Woodworking in America: The Don Williams Mind Bender
Don Williams is like a shark in a clown suit. He’ll bite you in half while you are laughing.
During his presentation at Woodworking in America last weekend, I am quite sure that he destroyed the assumptions about pre-industrial woodworking of many of us in the room. And he did it with jokes, amazing slides and a smooth delivery.
His talk was far-ranging, and in the end it was like a Freakanomics lecture. He convinced me that 19th-century public health efforts are what ultimately led to the near-complete domination of machines in woodworking. But for me to explain that point would take more words than a blog entry should deliver. So let me just give you a taste.
One of the assumptions of many moderns is that powered woodworking machinery was an invention of the Industrial Revolution in the late 19th century. That before that point, there were no machines and that woodworkers would go off to their shops and “commune with the wood” while they slowly crafted their masterpieces with hand tools, Williams said.
The truth, he said, is much different.
The first powered saw, a reciprocating up-and-down saw powered by water, appears in Augsburg, German in 1337. He showed us a photo of a reconstructed version of the machine, which they called a water-powered sash saw.
Gang saws that slice an entire tree into slabs in one pass appear in the 1750s. Circular saws were not invented by the Shakers, Williams said. He has evidence that circular saws were in use circa 1575, probably in Holland and drived by windmills. And circular saws were widely in use by the 1750s. (He showed us a Spear and Jackson catalog from 1791 that was offering circular saws.)

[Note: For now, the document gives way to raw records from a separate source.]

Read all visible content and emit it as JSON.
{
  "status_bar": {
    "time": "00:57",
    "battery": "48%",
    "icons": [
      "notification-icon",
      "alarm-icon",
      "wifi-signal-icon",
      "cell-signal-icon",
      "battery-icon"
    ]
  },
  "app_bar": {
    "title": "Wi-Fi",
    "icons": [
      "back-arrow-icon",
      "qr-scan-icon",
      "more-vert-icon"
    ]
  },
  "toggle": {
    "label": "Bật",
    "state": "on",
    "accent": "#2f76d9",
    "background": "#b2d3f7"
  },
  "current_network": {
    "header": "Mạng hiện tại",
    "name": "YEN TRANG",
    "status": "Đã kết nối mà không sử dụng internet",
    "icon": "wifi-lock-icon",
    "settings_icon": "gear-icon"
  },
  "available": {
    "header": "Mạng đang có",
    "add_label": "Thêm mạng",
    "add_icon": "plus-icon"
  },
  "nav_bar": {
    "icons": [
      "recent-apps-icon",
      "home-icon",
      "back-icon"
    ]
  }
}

And Williams then took us on a tour of all the other major woodworking machines and their appearance in the historical record, including planers, jointers, drill presses, dovetailing machines, double-tenoners and on and on. All were pretty much up and running by the 18th century.
This small bit of his lecture was extremely helpful to me as a furniture maker. I’m making a reproduction of a Shaker side table from the White Water, Ohio, community and was completely vexed by the top of the table. I inspected the table completely for tool marks to try to suss out how the table was made. But some tool marks on the underside of the top led me to think that the top was a replacement. But the rest of the tool marks on the top suggested to me that the top was original and the joinery to attach it was done with a saw and rabbeting plane.
With Williams’s scholarship, I think it’s OK for me to reproduce the table as it is now. There’s a good possibility that the lumber could have been sawn and planed by machinery.
And that was worth the price of admission.
– Christopher Schwarz, photo by Narayan Nayar